Inhibition Of Protein Synthesis In Intact Mammalian Cells By Arachidonic Acid
Optimal translation initiation in intact mammalian cells requires sequestered intracellular Ca2+. Arachidonic acid, which releases sequestered Ca2+ from cells and isolated organelles, was studied to assess its potential role in the regulation of protein synthesis via Ca2+ mobilization. Unsaturated fatty acids at microM concentrations inhibited protein synthesis in intact GH2 pituitary, C6 glial tumour and HeLa cells in a manner dependent on degree of unsaturation and cell number. Arachidonate was generally the most, and the fully saturated arachidic acid the least, potent of the fatty acids tested. At 2 x 10(6) GH3 cells/ml, amino incorporation into a broad spectrum of polypeptides was inhibited by 80-90% by 10-20 microM fatty acid. Inhibition was maximal at 4-8 min and was attenuated by 1-2 h and more pronounced at lower pH. Protein synthesis was maximally inhibited when arachidonate mobilized approx. 40% of cell-associated Ca2+. At lower concentrations (10 microM) arachidonate suppressed translational initiation, with the inhibition being reversed as extracellular Ca2+ concentrations were increased to supraphysiological values. At higher concentrations (20 microM) arachidonate inhibited peptide-chain elongation in a Ca(2+)-independent manner. Arachidonate also blocked elongation in reticulocyte lysates.

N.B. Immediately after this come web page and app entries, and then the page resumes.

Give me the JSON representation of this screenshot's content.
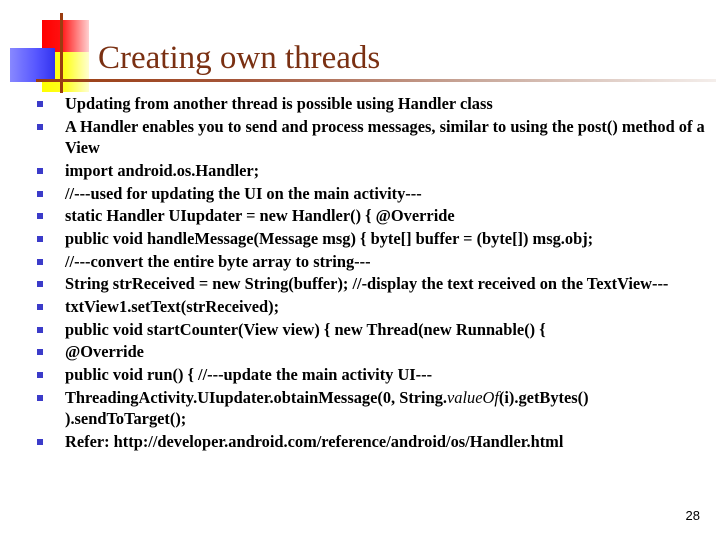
{
  "slide": {
    "title": "Creating own threads",
    "page_number": "28",
    "colors": {
      "title": "#7a3012",
      "bullet": "#3b3bc9",
      "rule": "#9a3c10"
    }
  },
  "bullets": [
    {
      "text": "Updating from another thread is possible using Handler class"
    },
    {
      "text": "A Handler enables you to send and process messages, similar to using the post() method of a View"
    },
    {
      "text": "import android.os.Handler;"
    },
    {
      "text": "//---used for updating the UI on the main activity---"
    },
    {
      "text": "static Handler UIupdater = new Handler() { @Override"
    },
    {
      "text": "public void handleMessage(Message msg) { byte[] buffer = (byte[]) msg.obj;"
    },
    {
      "text": "//---convert the entire byte array to string---"
    },
    {
      "text": "String strReceived = new String(buffer); //-display the text received on the TextView---"
    },
    {
      "text": "txtView1.setText(strReceived);"
    },
    {
      "text": "public void startCounter(View view) { new Thread(new Runnable() {"
    },
    {
      "text": "@Override"
    },
    {
      "text": "public void run() { //---update the main activity UI---"
    },
    {
      "before": "ThreadingActivity.UIupdater.obtainMessage(0, String.",
      "italic": "valueOf",
      "after": "(i).getBytes() ).sendToTarget();"
    },
    {
      "text": "Refer: http://developer.android.com/reference/android/os/Handler.html"
    }
  ]
}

The effects of arachidonate in intact cells were reversible with time via its metabolism or by washes containing BSA. Sufficient arachidonate appears to be synthesized during ischaemic stress to inhibit translation by either mechanism.